_Excerpted data_
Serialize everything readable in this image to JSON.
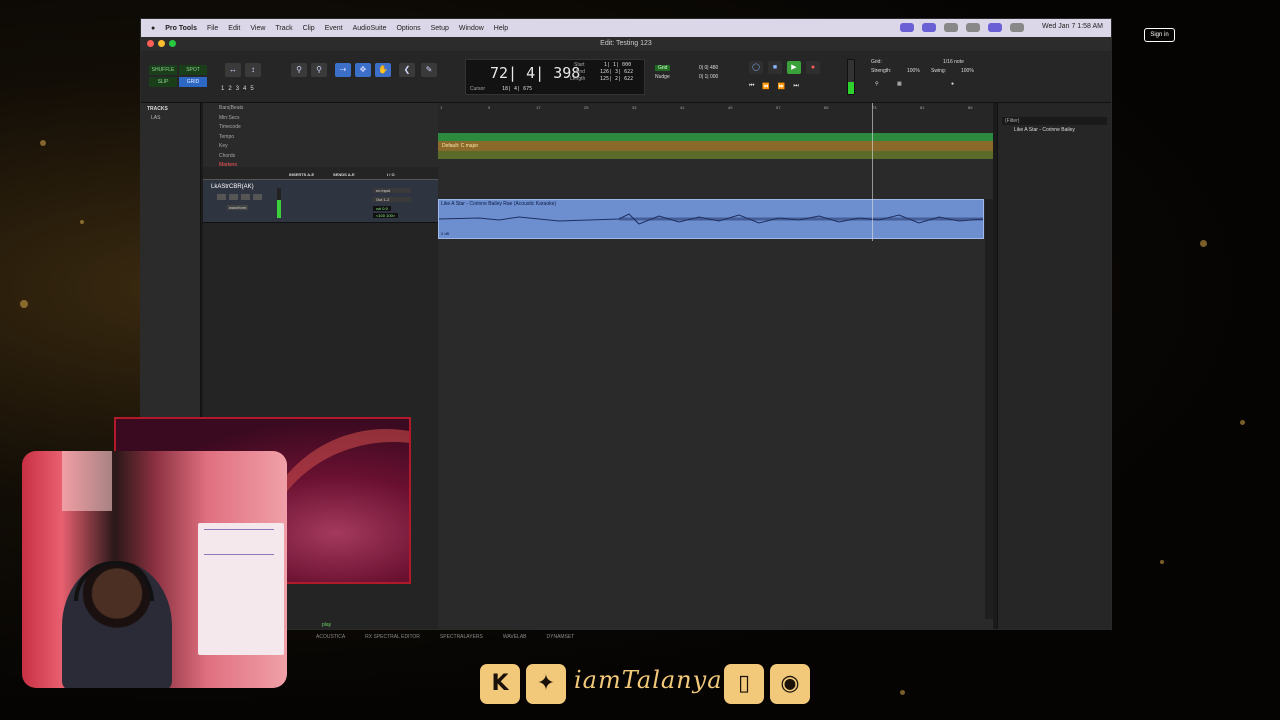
{
  "menubar": {
    "apple": "",
    "app": "Pro Tools",
    "items": [
      "File",
      "Edit",
      "View",
      "Track",
      "Clip",
      "Event",
      "AudioSuite",
      "Options",
      "Setup",
      "Window",
      "Help"
    ],
    "clock": "Wed Jan 7  1:58 AM"
  },
  "window": {
    "title": "Edit: Testing 123"
  },
  "toolbar": {
    "modes": [
      "SHUFFLE",
      "SPOT",
      "SLIP",
      "GRID"
    ],
    "numbers": [
      "1",
      "2",
      "3",
      "4",
      "5"
    ],
    "counter_main": "72| 4| 398",
    "cursor_label": "Cursor",
    "cursor_value": "18| 4| 675",
    "start_label": "Start",
    "end_label": "End",
    "length_label": "Length",
    "start_value": "1| 1| 000",
    "end_value": "126| 3| 622",
    "length_value": "125| 2| 622",
    "grid_label": "Grid",
    "nudge_label": "Nudge",
    "grid_value": "0| 0| 480",
    "nudge_value": "0| 1| 000",
    "grid_right": "Grid:",
    "grid_note": "1/16 note",
    "strength_label": "Strength:",
    "strength_value": "100%",
    "swing_label": "Swing:",
    "swing_value": "100%"
  },
  "tracks_panel": {
    "header": "TRACKS",
    "item": "LAS"
  },
  "rulers": [
    "Bars|Beats",
    "Min:Secs",
    "Timecode",
    "Tempo",
    "Key",
    "Chords",
    "Markers"
  ],
  "ruler_numbers": [
    "1",
    "9",
    "17",
    "25",
    "33",
    "41",
    "49",
    "57",
    "65",
    "73",
    "81",
    "89"
  ],
  "io_header": {
    "inserts": "INSERTS A-E",
    "sends": "SENDS A-E",
    "io": "I / O"
  },
  "track": {
    "name": "LkAStrCBR(AK)",
    "mode": "waveform",
    "input": "no input",
    "output": "Out 1-2",
    "vol": "vol",
    "vol_value": "0.0",
    "pan": "<100",
    "pan_value": "100>"
  },
  "key_lane": "Default: C major",
  "region": {
    "name": "Like A Star - Corinne Bailey Rae (Acoustic Karaoke)",
    "gain": "0 dB"
  },
  "clips": {
    "filter": "(Filter)",
    "item": "Like A Star - Corinne Bailey"
  },
  "plugins": [
    "ACOUSTICA",
    "RX SPECTRAL EDITOR",
    "SPECTRALAYERS",
    "WAVELAB",
    "DYNAMSET"
  ],
  "play_label": "play",
  "social": {
    "handle": "iamTalanya"
  },
  "signin": "Sign in"
}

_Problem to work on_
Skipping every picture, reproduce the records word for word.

_Solution_
Serialize everything readable in this image to JSON.
{
  "menubar": {
    "apple": "",
    "app": "Pro Tools",
    "items": [
      "File",
      "Edit",
      "View",
      "Track",
      "Clip",
      "Event",
      "AudioSuite",
      "Options",
      "Setup",
      "Window",
      "Help"
    ],
    "clock": "Wed Jan 7  1:58 AM"
  },
  "window": {
    "title": "Edit: Testing 123"
  },
  "toolbar": {
    "modes": [
      "SHUFFLE",
      "SPOT",
      "SLIP",
      "GRID"
    ],
    "numbers": [
      "1",
      "2",
      "3",
      "4",
      "5"
    ],
    "counter_main": "72| 4| 398",
    "cursor_label": "Cursor",
    "cursor_value": "18| 4| 675",
    "start_label": "Start",
    "end_label": "End",
    "length_label": "Length",
    "start_value": "1| 1| 000",
    "end_value": "126| 3| 622",
    "length_value": "125| 2| 622",
    "grid_label": "Grid",
    "nudge_label": "Nudge",
    "grid_value": "0| 0| 480",
    "nudge_value": "0| 1| 000",
    "grid_right": "Grid:",
    "grid_note": "1/16 note",
    "strength_label": "Strength:",
    "strength_value": "100%",
    "swing_label": "Swing:",
    "swing_value": "100%"
  },
  "tracks_panel": {
    "header": "TRACKS",
    "item": "LAS"
  },
  "rulers": [
    "Bars|Beats",
    "Min:Secs",
    "Timecode",
    "Tempo",
    "Key",
    "Chords",
    "Markers"
  ],
  "ruler_numbers": [
    "1",
    "9",
    "17",
    "25",
    "33",
    "41",
    "49",
    "57",
    "65",
    "73",
    "81",
    "89"
  ],
  "io_header": {
    "inserts": "INSERTS A-E",
    "sends": "SENDS A-E",
    "io": "I / O"
  },
  "track": {
    "name": "LkAStrCBR(AK)",
    "mode": "waveform",
    "input": "no input",
    "output": "Out 1-2",
    "vol": "vol",
    "vol_value": "0.0",
    "pan": "<100",
    "pan_value": "100>"
  },
  "key_lane": "Default: C major",
  "region": {
    "name": "Like A Star - Corinne Bailey Rae (Acoustic Karaoke)",
    "gain": "0 dB"
  },
  "clips": {
    "filter": "(Filter)",
    "item": "Like A Star - Corinne Bailey"
  },
  "plugins": [
    "ACOUSTICA",
    "RX SPECTRAL EDITOR",
    "SPECTRALAYERS",
    "WAVELAB",
    "DYNAMSET"
  ],
  "play_label": "play",
  "social": {
    "handle": "iamTalanya"
  },
  "signin": "Sign in"
}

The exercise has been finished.